Sunday, January 17, 2010
While working on Lemony Snicket, Brad Silberling introduced me a book called "The Architect's Brother" by photographer Robert ParkeHarrison. Its great to work with directors like Brad who not only are great story tellers, but who also have great interest in fine art and photography. It makes the Visual Effects business a lot more interesting when the director is willing to use the digital tools to not only mimic reality, but to use them to evoke imagery from a wider aesthetic spectrum. The children's book upon which the film is based has to do with the tragi-comic events that besets the Baudelaire orphans, and the clever ways in which they use their ingenuity and imagination to save themselves. The entire series also has a timeless pseudo-victorian vibe to it that Brad wanted to translate to the film.
The images here represents some early experiments with how to cinematically represent the way Klaus solves a problem in his head by thinking about all the things that he has read and learned. The 1st few panels show a dense cloud of words (in courier font) so cluttered that the screen is almost black. As he thinks, the cloud of words parts, revealing the solution in the shape of an umbrella tied to a rope with shower rings as footholds. The feel of ParkeHarrison's manipulated silver gel prints is evoked with a very compressed stage-set depth.
Cinematic visual design is the art of taking words on a page and giving it an undeniable reality, until it becomes completely understandable to the audience.
Even though this concept didn't make it to the final movie, this is one of my favorite example of concise cinematic visual design in the service of a fairly abstract concept.
Lemony Snicket's A Series of Unfortunate Events. COPYRIGHT ©2001 WARNER BROS. AND DREAMWORKS, LLC. All rights reserved
Working with Ang Lee on "The Hulk" was definitely one of the high points of my career. He challenged the entire ILM team to come up with visual effects that depicted not so much the external reality of this comic book hero, but rather the internal reality of what makes The Hulk such an interesting character. Of course, looking back at Ang's body of work, this makes complete sense as in every movie he's ever made he's always delved into the character's deepest psyche and built the film upon those submerged feelings and emotions.

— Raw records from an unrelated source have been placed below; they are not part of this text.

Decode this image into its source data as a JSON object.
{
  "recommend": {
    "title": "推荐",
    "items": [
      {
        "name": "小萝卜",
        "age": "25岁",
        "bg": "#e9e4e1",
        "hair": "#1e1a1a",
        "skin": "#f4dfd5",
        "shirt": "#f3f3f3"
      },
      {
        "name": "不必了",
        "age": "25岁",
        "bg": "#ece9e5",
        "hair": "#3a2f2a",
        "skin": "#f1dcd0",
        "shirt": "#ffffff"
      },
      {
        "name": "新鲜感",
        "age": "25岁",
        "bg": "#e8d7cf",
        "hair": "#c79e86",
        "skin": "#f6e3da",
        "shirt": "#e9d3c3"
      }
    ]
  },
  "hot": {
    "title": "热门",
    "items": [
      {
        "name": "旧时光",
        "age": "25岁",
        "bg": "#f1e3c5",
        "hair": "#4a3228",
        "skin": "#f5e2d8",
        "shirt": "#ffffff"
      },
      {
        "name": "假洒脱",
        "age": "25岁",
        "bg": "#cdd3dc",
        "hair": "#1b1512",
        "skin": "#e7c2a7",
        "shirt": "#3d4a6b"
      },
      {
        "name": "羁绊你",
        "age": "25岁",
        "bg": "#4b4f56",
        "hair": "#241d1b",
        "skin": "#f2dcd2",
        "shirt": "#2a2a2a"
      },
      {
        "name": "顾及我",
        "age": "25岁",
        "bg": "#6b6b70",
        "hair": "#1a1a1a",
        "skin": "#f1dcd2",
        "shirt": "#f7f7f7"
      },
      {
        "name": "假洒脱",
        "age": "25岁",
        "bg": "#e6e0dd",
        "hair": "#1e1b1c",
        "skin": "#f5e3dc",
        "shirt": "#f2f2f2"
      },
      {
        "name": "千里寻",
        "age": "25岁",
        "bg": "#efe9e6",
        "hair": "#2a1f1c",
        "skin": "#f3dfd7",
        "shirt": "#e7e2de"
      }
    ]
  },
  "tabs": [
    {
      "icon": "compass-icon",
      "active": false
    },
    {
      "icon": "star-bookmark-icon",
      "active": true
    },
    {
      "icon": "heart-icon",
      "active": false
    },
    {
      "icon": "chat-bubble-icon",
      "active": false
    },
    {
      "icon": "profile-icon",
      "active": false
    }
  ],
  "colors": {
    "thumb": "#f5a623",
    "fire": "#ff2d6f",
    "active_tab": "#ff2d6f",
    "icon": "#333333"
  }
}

For a particular sequence in the film when we flash back to Bruce Banner's childhood memories, Ang wanted some concept art to see what we can do with the stuffed animals - to make them symbols for all the repressed anger that the young Bruce experienced in his childhood home. I was - and still am - a big fan of David McKean's photoshop manipulations and how he manages to blur the line of reality and fantasy. So, I did this peice for Ang using a few photographs of the dolls that we collected on set, along with some photos of a great white's mouth and dental tools found online.
In the end, due to time and budget, the shot was cut and in its place was a pretty simple motion-blurred shot of young Bruce playing violently with the dolls.
The Hulk. COPYRIGHT © Copyright 2003 Universal Studios All Rights Reserved